She finally is coming out of it and the oncologist comes in. The dread. Absolute freaking dread. He plays with her for a minute and I want to shake him and scream- just tell us. The abdomen and pelvis were clear. Seemingly good news- I feel bad that I am not relieved. I want to believe that things are not about to get worse. I want to believe. But...oh there it is. She had a pretty full bladder so we want to do an ultrasound to check that out.  I guess that makes sense. And then we will do a PET and a brain MRI. The order is not set in stone- we will deal with each and cancel or add as we find or don't find information out. I don't like this game. This game sucks.  Can we give this game to the hypochondriacal person?  So we are going to do another ultrasound, then possibly a brain MRI- without sedation- which I requested we do today while sedated and then PET or maybe PET if the ultrasound shows something and then maybe brain. So the list of tests starts. I know there is no quick one size fits all- but this seems neither efficient or direct. It seems like we are stabbing in the dark. This is the big crappy part. IF you catch cancer early- you can potentially "cure" it. Her bloodwork implies something is brewing. IF you wait and see- it might spread or be too big to get. I know I have to be patient. I know that I have to have faith. It's just really tough to go looking for something you don't want to find. Despite the fact that I did all the research 4.5 years ago- I want to believe that Lily will break the mold-defy the poor prognosis- obliterate the major risk of recurrence.  I try to have patience and remember we can get through anything if we stay positive and stick together. I hug her a little tighter, a little more often. I hug all of them tighter and more often. I think they are getting a little annoyed- so I guess I am doing it right.

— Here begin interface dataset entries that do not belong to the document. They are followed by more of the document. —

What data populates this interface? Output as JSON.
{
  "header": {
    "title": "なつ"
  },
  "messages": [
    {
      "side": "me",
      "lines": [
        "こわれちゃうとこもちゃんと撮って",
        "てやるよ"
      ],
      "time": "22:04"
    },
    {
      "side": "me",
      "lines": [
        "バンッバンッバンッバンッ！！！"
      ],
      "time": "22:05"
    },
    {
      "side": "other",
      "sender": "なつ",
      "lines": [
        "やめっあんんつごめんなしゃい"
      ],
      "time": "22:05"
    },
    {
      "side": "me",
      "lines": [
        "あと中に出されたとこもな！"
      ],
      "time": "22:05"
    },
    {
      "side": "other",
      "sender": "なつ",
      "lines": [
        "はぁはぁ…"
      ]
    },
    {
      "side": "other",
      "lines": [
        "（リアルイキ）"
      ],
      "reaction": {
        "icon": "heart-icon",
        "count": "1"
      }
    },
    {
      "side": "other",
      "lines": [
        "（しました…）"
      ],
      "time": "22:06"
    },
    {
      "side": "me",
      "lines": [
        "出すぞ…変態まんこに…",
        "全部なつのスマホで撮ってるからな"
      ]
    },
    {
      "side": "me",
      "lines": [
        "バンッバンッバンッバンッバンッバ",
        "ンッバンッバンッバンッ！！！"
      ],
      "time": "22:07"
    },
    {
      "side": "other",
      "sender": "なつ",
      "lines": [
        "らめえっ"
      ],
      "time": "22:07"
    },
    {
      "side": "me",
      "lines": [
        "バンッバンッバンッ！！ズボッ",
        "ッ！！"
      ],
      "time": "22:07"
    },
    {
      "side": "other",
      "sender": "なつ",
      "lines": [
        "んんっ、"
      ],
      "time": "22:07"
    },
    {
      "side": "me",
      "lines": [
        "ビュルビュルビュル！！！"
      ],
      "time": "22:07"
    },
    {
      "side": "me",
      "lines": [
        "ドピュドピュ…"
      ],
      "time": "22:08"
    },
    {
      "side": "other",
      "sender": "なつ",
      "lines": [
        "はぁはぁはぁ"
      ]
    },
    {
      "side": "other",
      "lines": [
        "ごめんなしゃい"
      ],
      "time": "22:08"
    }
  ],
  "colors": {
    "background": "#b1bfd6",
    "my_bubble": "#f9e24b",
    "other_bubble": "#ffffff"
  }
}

Lily Kay Monkey

Lily Kay Monkey
November 2008 Photographed by Shelley Detton (7 Layer Studio)